Last year The Courier-Mail revealed some principals complained their days were consumed with dealing with child behavioural and mental health issues and had called for every school to have access to a professional who co-ordinated issues involving child social and emotional wellbeing.

Yesterday, Queensland Association of State School Principals president Hilary Backus said schools were a reflection of society and they had seen an increase in the mental and emotional needs of students, along with those diagnosed with verified disabilities such as autism spectrum disorder.  "We have seen a rise in students displaying anxiety and depression from quite an early age," she said.

Schools were now dealing with these issues "on a daily basis" and she renewed her call for stand-alone professionals.

Queensland Teachers Union president Kevin Bates said its policy was for every school to have access to a guidance officer. But he said the number of guidance officers simply hadn't "kept pace with the needs of schools as these sorts of issues have expanded" and were "spread thin" across the system.

Queensland Secondary Principals Association president Norm Fuller said they had also called for extra support, while behaviour issues in schools were a reflection of what was happening in society.

But last night Education Minister John Paul-Langbroek crushed the idea of providing more guidance officers, saying the Labor government legacy meant there was not enough money in the kitty and chaplains would do instead.

"The mental health of Queensland school kids is of paramount importance," he said.  "Unfortunately, due to Labor's debt legacy, we just simply do not have the money to have a guidance counsellor in every school."

He said 80 per cent of state high schools and more than 40 per cent of state primaries had a chaplain and the LNP had committed a further $1 million to fund them.

Education Queensland assistant director-general Tom Barlow said there were 477 guidance officers in about 1250 state schools.

It is understood there are a further 1271 specialist staff including chaplains, nurses, therapists and teacher aides.

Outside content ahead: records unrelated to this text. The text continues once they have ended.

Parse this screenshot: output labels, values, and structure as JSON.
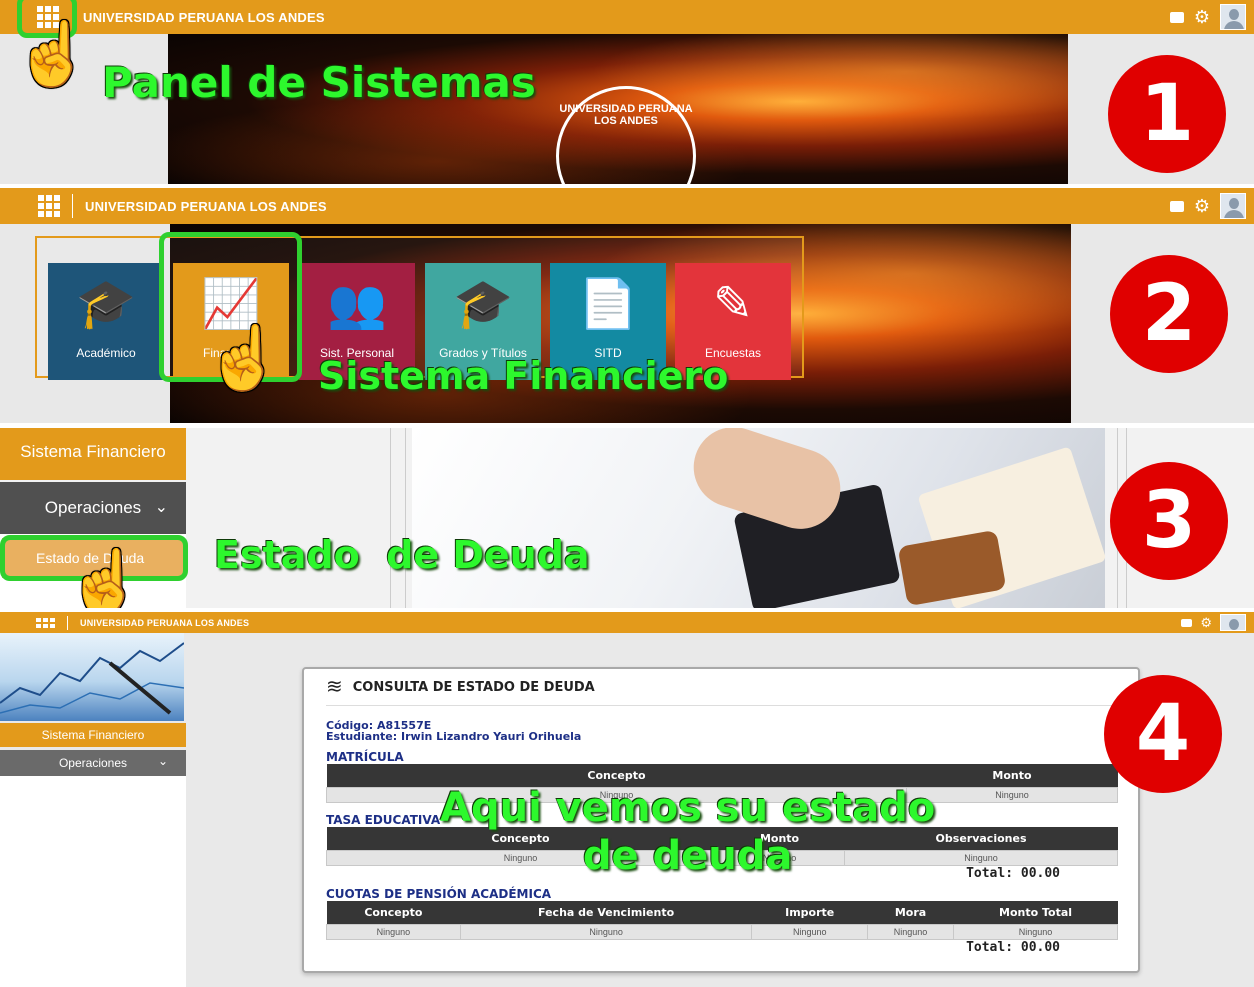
{
  "app": {
    "brand": "UNIVERSIDAD PERUANA LOS ANDES"
  },
  "seal_text": "UNIVERSIDAD PERUANA LOS ANDES",
  "steps": [
    "1",
    "2",
    "3",
    "4"
  ],
  "captions": {
    "panel": "Panel de Sistemas",
    "financiero": "Sistema Financiero",
    "deuda": "Estado  de Deuda",
    "view_line1": "Aqui vemos su estado",
    "view_line2": "de deuda"
  },
  "tiles": [
    {
      "label": "Académico",
      "color": "#1e5579",
      "icon": "graduate-icon"
    },
    {
      "label": "Financiero",
      "color": "#e39a1b",
      "icon": "finance-chart-icon"
    },
    {
      "label": "Sist. Personal",
      "color": "#a31f42",
      "icon": "people-icon"
    },
    {
      "label": "Grados y Títulos",
      "color": "#40a7a0",
      "icon": "grad-cap-icon"
    },
    {
      "label": "SITD",
      "color": "#138aa2",
      "icon": "document-icon"
    },
    {
      "label": "Encuestas",
      "color": "#e3343b",
      "icon": "edit-icon"
    }
  ],
  "sidebar": {
    "title": "Sistema Financiero",
    "menu": "Operaciones",
    "submenu": "Estado de Deuda"
  },
  "debt": {
    "title": "CONSULTA DE ESTADO DE DEUDA",
    "code_label": "Código:",
    "code": "A81557E",
    "student_label": "Estudiante:",
    "student": "Irwin Lizandro Yauri Orihuela",
    "matricula": {
      "title": "MATRÍCULA",
      "headers": [
        "Concepto",
        "Monto"
      ],
      "row": [
        "Ninguno",
        "Ninguno"
      ]
    },
    "tasa": {
      "title": "TASA EDUCATIVA",
      "headers": [
        "Concepto",
        "Monto",
        "Observaciones"
      ],
      "row": [
        "Ninguno",
        "Ninguno",
        "Ninguno"
      ],
      "total": "Total: 00.00"
    },
    "cuotas": {
      "title": "CUOTAS DE PENSIÓN ACADÉMICA",
      "headers": [
        "Concepto",
        "Fecha de Vencimiento",
        "Importe",
        "Mora",
        "Monto Total"
      ],
      "row": [
        "Ninguno",
        "Ninguno",
        "Ninguno",
        "Ninguno",
        "Ninguno"
      ],
      "total": "Total: 00.00"
    }
  }
}
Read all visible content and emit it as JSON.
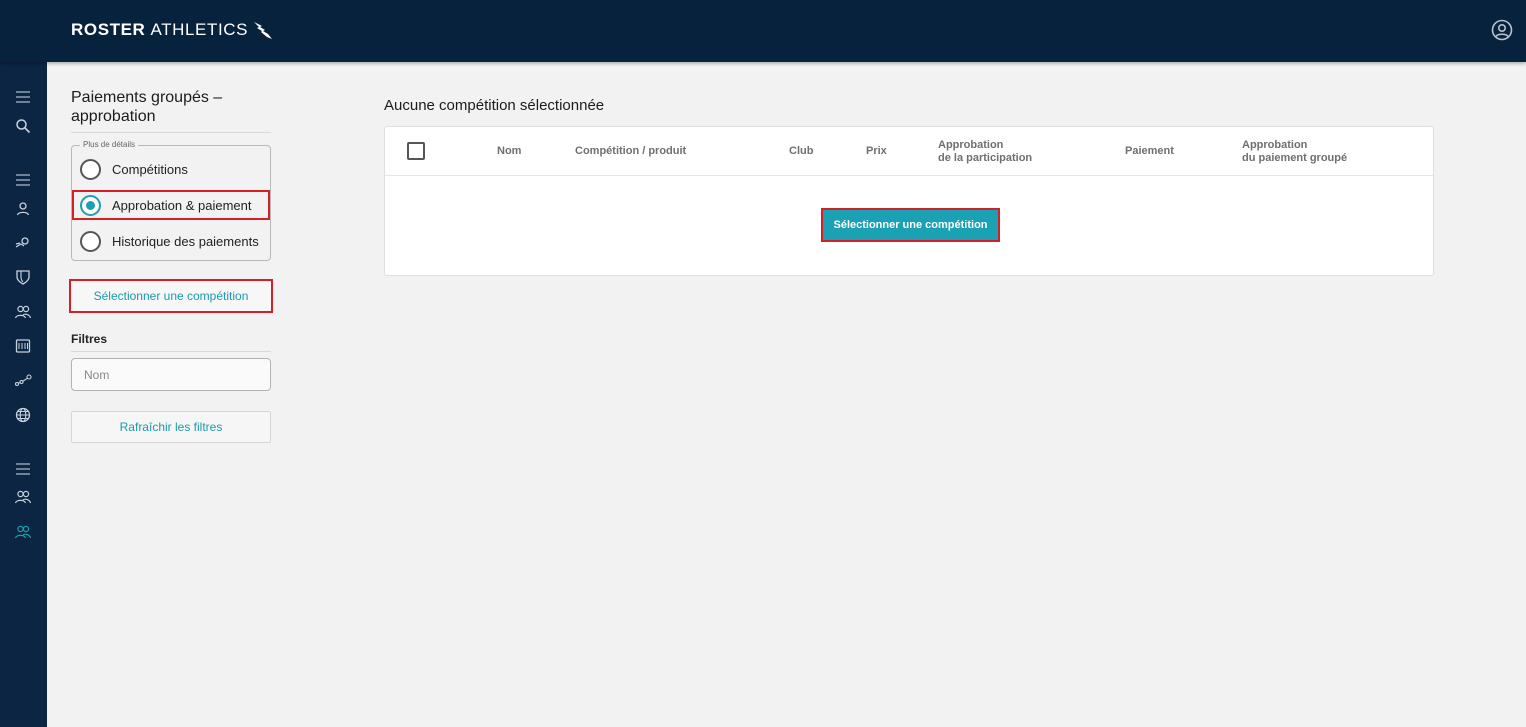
{
  "header": {
    "brand_bold": "ROSTER",
    "brand_regular": "ATHLETICS",
    "logo_icon": "winged-shoe-icon",
    "account_icon": "account-circle-icon"
  },
  "sidenav": {
    "icons": [
      "menu-icon",
      "search-icon",
      "menu-icon",
      "person-icon",
      "athlete-icon",
      "shield-icon",
      "group-icon",
      "calendar-icon",
      "stats-icon",
      "globe-icon",
      "menu-icon",
      "group-icon",
      "group-icon-active"
    ]
  },
  "panel": {
    "title": "Paiements groupés – approbation",
    "legend": "Plus de détails",
    "options": [
      {
        "label": "Compétitions",
        "selected": false
      },
      {
        "label": "Approbation & paiement",
        "selected": true
      },
      {
        "label": "Historique des paiements",
        "selected": false
      }
    ],
    "select_competition": "Sélectionner une compétition",
    "filters_label": "Filtres",
    "name_placeholder": "Nom",
    "refresh_filters": "Rafraîchir les filtres"
  },
  "main": {
    "title": "Aucune compétition sélectionnée",
    "columns": {
      "name": "Nom",
      "competition": "Compétition / produit",
      "club": "Club",
      "price": "Prix",
      "participation_approval_l1": "Approbation",
      "participation_approval_l2": "de la participation",
      "payment": "Paiement",
      "group_payment_approval_l1": "Approbation",
      "group_payment_approval_l2": "du paiement groupé"
    },
    "select_competition_button": "Sélectionner une compétition"
  },
  "colors": {
    "header_bg": "#07223d",
    "sidenav_bg": "#0c2542",
    "accent": "#1aa1b3",
    "highlight": "#d51f26"
  }
}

Queensland Catholic Education Commission executive director Mike Byrne said student behaviour and mental health were growing issues and his schools had structures in place to deal with it.

He said it would be up to the individual 22 Catholic school authorities on whether they placed a blanket ban on knives, suggested by the Queensland Schools Alliance Against Violence (QSAAV).

Yesterday he sent QSAAV materials to Diocesan leaders and school principals.


1 comment:

Anonymous said...

Re Muslim Museum : Don't forget images of young girls being raped in Allah's name. Maybe Crean is going after the lucrative paedophile tourist dollar.